> [PROVIDED INFORMATION]:
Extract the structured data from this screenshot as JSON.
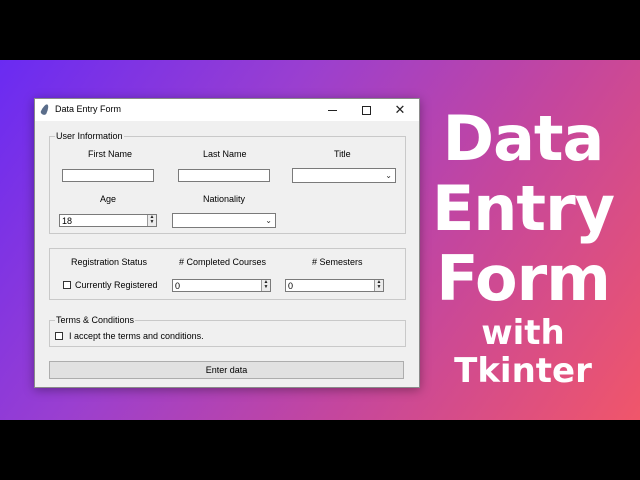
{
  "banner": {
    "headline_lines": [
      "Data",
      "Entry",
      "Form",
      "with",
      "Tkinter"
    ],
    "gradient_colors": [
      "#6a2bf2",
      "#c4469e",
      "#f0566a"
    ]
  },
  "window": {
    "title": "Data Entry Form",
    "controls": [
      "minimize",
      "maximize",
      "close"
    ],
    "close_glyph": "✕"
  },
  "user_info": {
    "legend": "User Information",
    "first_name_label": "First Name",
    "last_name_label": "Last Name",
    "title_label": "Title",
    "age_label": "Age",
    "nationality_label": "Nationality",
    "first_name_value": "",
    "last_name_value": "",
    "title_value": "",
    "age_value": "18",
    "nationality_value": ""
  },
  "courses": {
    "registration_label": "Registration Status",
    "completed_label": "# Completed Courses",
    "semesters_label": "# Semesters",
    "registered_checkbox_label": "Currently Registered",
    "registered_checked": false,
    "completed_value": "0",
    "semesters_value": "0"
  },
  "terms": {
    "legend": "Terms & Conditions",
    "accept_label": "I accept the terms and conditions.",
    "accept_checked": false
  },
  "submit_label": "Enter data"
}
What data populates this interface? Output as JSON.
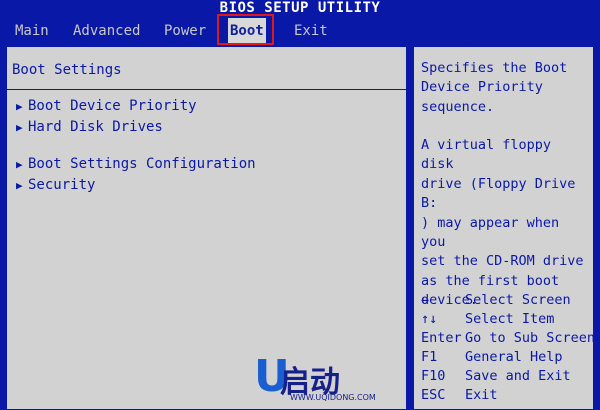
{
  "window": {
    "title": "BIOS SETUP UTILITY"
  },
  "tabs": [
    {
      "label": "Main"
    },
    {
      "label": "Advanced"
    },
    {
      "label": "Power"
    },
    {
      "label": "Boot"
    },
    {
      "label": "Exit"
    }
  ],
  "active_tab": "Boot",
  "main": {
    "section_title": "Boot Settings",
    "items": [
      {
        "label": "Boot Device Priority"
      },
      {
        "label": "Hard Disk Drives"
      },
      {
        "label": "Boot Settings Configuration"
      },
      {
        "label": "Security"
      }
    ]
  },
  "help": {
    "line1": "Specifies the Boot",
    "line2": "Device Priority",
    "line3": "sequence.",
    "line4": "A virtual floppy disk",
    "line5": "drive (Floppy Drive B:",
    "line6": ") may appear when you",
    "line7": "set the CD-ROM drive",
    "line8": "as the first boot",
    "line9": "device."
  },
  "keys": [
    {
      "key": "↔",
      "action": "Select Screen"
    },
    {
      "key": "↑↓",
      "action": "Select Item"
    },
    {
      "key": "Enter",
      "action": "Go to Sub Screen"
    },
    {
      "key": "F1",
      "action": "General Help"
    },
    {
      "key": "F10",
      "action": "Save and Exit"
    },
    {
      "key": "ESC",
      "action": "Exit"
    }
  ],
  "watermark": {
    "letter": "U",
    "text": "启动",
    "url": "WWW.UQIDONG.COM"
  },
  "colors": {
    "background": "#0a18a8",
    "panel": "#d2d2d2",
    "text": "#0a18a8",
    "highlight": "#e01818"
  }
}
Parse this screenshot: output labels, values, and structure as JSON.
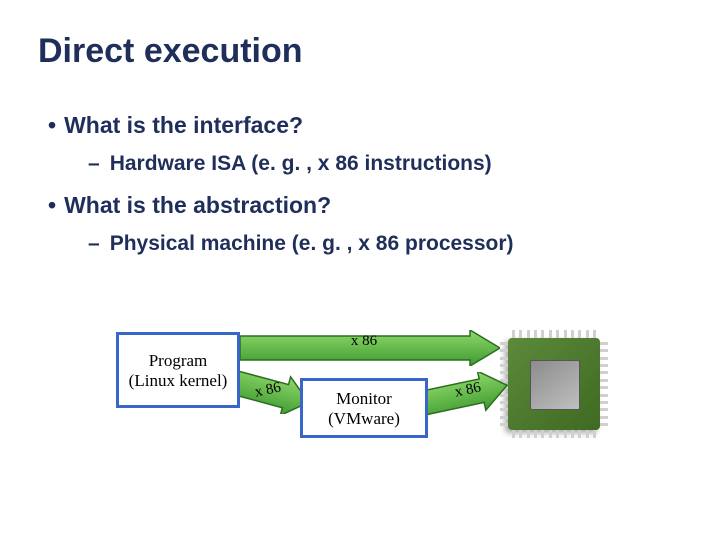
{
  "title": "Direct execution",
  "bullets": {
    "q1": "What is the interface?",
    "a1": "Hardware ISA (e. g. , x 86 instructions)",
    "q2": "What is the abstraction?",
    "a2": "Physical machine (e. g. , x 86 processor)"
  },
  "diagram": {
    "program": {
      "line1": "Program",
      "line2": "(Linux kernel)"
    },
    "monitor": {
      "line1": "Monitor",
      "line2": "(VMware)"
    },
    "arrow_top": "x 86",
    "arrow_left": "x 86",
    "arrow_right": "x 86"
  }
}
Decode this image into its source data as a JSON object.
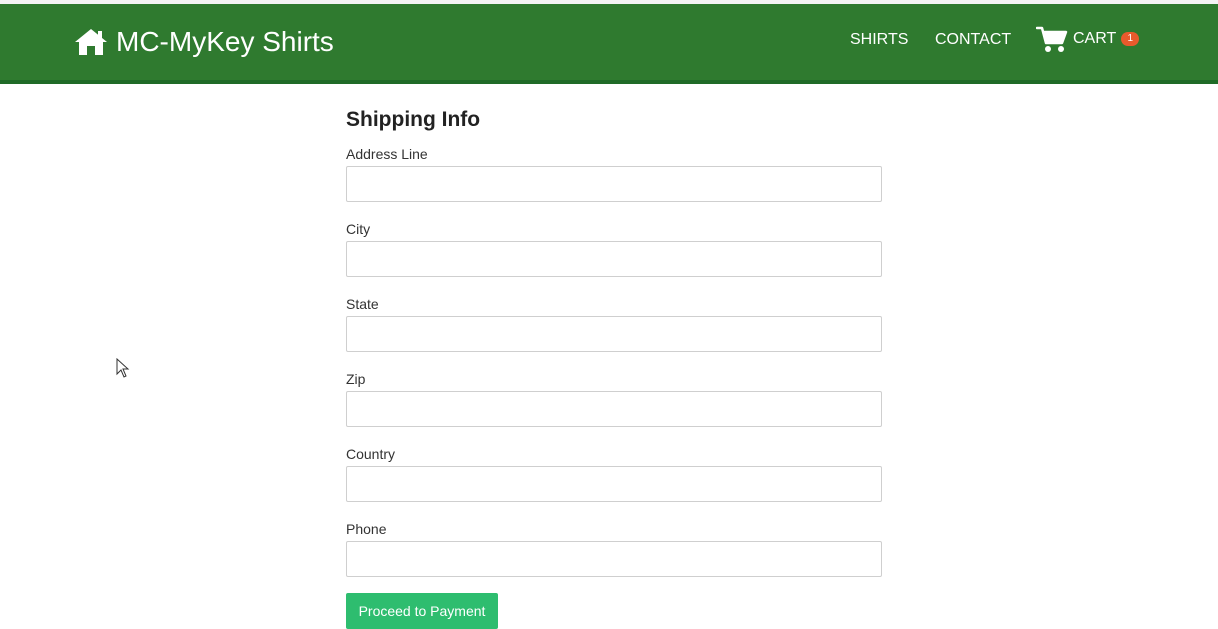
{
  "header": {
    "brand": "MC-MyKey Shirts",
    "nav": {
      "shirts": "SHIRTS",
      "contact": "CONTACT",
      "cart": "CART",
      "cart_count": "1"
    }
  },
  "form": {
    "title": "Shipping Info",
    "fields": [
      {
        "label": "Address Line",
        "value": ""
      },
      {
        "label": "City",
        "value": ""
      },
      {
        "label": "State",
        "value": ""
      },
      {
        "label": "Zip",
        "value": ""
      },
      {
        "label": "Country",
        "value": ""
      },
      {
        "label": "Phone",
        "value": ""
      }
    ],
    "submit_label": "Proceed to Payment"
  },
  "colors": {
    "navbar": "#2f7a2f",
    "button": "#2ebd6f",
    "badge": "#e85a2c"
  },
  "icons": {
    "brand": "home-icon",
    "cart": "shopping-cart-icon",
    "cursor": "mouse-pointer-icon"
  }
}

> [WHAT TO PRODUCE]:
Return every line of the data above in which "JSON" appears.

> [FINISHED TASK]:
Extract the structured data from this screenshot as JSON.
What data populates this interface? Output as JSON.
Parse this screenshot: output labels, values, and structure as JSON.
Decode this image into its source data as a JSON object.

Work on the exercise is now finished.